New regional jet duo squeezes Bombardier out
By Brad Haynes
PARIS (Reuters) - Bombardier's shift upmarket showed signs of backfiring at the Paris Airshow this week, as its arch-rival in the small passenger jet category, Embraer, piled on orders for an upgraded plane and a new Japanese challenger vowed to win business.
While the battle between Boeing (BA.N: Quote) and Airbus EAD.PA looms large over the aviation industry, Canada's Bombardier (BBDb.TO: Quote) and Brazil's Embraer (EMBR3.SA: Quote) have been slugging out an equally competitive duopoly in the market for smaller, regional jets since the 1990s.
But by gambling the future of its civil aviation division on the larger CSeries, Bombardier may have tipped the balance of power in a segment that companies value at nearly $100 billion over the next ten years.
While the CSeries has struggled for orders against models from Boeing and Airbus, Embraer unveiled plans at the air show to overhaul its smallest jets by 2020 and match the next-generation of fuel-saving engines set to premiere with rising Japanese challenger Mitsubishi Regional Jet (MRJ) in 2015.
That could leave Bombardier relying on its aging CRJ family in the market for 70-100 seat planes, spelling trouble according to some analysts.
If it does not come out with a new regional jet soon, Bombardier will have to offer steep discounts to hold its slice of the market, RBC Capital analyst Walter Spracklin said in a note to clients. Yet a major new design seems unlikely, given plans to use the CRJ as a "cash cow" to help finance the CSeries, Spracklin added, after meeting executives in Paris.
Underscoring the challenge for Bombardier, SkyWest (SKYW.O: Quote), the world's largest regional airline group, signed as launch customer for Embraer's new E-Jets on Monday. The carrier has now booked three major orders in the past year, turning to Embraer and Mitsubishi for up to 600 planes over the next decade.

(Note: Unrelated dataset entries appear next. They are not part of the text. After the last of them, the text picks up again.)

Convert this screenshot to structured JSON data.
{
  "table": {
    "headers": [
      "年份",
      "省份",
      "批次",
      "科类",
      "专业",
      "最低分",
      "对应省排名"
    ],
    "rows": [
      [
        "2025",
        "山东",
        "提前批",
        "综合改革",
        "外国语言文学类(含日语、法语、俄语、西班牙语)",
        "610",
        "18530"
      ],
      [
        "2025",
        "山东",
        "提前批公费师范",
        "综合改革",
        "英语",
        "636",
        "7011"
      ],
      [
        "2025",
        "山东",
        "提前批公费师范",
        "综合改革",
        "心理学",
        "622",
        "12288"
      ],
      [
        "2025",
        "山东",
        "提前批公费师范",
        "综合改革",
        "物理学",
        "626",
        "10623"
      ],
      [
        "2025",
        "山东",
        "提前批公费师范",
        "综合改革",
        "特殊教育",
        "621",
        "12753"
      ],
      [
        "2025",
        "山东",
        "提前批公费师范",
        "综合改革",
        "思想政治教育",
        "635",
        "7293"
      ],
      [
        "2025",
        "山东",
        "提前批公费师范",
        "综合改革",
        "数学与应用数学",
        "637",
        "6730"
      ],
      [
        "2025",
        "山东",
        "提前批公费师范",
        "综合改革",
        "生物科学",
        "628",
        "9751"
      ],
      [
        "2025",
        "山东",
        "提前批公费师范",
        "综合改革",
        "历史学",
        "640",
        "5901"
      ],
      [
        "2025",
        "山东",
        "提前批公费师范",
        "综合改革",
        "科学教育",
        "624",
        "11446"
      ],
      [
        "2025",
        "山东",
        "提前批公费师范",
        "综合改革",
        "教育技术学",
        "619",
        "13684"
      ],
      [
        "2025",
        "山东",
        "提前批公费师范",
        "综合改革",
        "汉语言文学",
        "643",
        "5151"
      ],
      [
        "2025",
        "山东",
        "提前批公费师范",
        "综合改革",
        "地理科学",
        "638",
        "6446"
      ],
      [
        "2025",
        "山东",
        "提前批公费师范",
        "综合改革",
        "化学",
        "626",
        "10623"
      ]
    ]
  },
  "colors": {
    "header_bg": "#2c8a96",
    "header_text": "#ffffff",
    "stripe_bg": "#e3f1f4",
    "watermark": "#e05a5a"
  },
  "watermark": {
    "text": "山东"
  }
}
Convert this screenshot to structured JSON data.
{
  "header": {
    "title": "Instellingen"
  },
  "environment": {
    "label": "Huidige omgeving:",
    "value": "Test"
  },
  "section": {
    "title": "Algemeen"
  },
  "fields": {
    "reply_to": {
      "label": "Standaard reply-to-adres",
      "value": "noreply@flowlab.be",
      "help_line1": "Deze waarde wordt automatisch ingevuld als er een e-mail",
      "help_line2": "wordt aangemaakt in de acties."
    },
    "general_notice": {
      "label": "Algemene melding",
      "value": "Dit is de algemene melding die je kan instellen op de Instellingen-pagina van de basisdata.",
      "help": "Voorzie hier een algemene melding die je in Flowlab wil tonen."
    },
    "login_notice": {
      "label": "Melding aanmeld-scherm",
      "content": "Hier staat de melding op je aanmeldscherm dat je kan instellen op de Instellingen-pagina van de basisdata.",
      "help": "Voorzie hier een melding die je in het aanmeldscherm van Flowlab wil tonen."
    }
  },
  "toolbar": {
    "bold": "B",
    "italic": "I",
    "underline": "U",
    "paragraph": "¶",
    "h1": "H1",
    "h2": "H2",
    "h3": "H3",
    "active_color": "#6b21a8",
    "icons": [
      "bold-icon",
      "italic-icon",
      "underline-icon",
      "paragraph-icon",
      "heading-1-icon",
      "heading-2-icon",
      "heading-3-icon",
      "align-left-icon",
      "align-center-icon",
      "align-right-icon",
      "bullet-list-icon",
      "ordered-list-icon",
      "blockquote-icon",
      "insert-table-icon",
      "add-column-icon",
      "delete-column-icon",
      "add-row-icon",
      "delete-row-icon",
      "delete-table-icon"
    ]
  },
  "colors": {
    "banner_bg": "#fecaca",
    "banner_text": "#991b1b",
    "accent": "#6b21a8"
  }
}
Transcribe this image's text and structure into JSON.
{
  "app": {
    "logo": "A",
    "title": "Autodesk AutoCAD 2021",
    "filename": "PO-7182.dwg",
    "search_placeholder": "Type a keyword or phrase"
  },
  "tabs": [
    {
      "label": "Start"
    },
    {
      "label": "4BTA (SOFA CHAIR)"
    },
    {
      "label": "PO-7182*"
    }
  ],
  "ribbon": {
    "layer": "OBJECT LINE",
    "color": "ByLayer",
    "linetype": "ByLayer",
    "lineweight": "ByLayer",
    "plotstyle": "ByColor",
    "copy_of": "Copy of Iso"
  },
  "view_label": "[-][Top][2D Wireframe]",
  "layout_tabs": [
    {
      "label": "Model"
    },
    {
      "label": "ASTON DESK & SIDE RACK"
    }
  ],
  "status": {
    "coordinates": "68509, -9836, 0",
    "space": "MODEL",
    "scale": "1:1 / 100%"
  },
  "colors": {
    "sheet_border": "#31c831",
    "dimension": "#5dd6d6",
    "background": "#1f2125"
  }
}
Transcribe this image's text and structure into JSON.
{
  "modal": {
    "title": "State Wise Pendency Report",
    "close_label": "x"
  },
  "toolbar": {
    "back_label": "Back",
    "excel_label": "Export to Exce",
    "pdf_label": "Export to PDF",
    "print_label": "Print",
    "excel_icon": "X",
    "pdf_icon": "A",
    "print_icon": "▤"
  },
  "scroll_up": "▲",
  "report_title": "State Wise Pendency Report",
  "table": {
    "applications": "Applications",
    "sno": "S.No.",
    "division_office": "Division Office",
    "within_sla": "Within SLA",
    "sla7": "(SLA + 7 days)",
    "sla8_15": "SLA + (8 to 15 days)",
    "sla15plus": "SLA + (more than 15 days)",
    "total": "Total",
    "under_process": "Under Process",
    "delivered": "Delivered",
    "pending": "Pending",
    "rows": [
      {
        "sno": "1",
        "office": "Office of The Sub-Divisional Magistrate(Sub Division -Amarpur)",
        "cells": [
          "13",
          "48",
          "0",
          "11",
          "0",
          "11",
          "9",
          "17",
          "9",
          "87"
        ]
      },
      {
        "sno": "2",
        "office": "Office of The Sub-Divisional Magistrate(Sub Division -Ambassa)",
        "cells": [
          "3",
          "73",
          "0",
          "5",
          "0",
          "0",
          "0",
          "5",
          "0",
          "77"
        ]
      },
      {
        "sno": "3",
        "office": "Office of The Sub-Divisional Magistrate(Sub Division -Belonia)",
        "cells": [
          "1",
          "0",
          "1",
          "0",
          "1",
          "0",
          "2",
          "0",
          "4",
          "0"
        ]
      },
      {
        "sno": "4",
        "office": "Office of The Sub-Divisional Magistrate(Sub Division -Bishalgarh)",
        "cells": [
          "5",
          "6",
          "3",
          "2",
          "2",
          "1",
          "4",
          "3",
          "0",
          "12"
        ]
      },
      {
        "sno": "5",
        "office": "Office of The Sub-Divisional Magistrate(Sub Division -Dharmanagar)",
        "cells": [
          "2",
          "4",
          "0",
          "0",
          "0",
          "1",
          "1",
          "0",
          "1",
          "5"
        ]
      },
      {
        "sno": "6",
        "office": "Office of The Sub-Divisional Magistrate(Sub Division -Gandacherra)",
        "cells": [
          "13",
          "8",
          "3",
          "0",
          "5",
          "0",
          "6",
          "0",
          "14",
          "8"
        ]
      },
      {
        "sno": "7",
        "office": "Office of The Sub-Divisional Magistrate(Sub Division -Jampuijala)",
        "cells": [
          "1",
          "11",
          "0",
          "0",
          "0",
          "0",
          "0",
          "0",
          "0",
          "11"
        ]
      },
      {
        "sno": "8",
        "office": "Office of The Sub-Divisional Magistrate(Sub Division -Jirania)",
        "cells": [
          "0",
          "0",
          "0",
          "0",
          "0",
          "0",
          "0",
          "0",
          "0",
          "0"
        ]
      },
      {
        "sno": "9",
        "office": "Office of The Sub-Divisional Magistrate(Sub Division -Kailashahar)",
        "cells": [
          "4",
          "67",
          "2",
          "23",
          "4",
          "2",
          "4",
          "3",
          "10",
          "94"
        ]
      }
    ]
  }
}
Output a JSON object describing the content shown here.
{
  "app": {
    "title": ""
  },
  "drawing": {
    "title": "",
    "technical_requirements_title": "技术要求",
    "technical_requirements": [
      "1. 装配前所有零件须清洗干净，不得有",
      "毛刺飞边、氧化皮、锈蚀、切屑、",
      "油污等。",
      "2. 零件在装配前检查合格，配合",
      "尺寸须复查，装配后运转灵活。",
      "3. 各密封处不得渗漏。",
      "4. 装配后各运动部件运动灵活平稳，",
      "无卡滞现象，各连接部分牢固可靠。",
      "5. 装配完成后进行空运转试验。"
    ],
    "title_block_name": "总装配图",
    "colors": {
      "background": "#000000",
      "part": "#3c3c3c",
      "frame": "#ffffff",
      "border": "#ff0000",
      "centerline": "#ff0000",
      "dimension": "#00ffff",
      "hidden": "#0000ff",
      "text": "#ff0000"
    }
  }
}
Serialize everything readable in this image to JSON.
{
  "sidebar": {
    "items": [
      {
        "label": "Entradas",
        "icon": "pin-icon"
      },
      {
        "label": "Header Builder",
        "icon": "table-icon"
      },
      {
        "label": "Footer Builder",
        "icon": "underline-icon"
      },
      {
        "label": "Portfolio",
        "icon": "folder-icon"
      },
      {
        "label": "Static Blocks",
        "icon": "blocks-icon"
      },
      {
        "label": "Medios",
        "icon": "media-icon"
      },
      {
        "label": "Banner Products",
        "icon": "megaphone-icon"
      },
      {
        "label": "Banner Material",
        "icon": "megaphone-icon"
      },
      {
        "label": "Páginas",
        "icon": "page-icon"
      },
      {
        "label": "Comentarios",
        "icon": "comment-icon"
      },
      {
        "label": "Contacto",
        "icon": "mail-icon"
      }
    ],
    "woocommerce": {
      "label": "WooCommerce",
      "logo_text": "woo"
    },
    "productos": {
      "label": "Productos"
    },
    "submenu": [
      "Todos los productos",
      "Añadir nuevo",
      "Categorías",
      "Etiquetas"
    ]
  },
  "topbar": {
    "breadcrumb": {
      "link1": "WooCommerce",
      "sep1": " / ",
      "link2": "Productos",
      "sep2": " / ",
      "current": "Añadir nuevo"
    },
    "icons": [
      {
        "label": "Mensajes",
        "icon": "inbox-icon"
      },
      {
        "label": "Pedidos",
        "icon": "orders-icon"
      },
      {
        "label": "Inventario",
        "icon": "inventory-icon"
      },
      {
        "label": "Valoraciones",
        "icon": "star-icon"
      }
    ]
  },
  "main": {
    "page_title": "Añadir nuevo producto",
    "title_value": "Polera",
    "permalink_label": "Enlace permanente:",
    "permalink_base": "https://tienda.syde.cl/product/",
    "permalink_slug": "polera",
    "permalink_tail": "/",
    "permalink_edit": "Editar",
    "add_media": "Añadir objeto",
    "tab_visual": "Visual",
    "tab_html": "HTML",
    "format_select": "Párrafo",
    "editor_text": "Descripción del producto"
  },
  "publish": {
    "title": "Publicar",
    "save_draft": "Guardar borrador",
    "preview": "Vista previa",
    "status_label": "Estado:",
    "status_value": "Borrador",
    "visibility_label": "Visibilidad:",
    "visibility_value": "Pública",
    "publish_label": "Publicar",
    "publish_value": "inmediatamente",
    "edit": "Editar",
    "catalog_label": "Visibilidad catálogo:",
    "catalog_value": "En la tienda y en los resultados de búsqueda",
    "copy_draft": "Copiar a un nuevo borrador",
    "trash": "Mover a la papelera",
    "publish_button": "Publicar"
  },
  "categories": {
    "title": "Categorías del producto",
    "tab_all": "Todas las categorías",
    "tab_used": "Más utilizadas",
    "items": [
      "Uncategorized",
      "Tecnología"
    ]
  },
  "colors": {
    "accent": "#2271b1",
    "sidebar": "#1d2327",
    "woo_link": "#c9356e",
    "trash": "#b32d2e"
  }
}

SkyWest is the CRJ's top operator, but its biggest recent order from Bombardier was a 20-plane deal in 2005. Continued...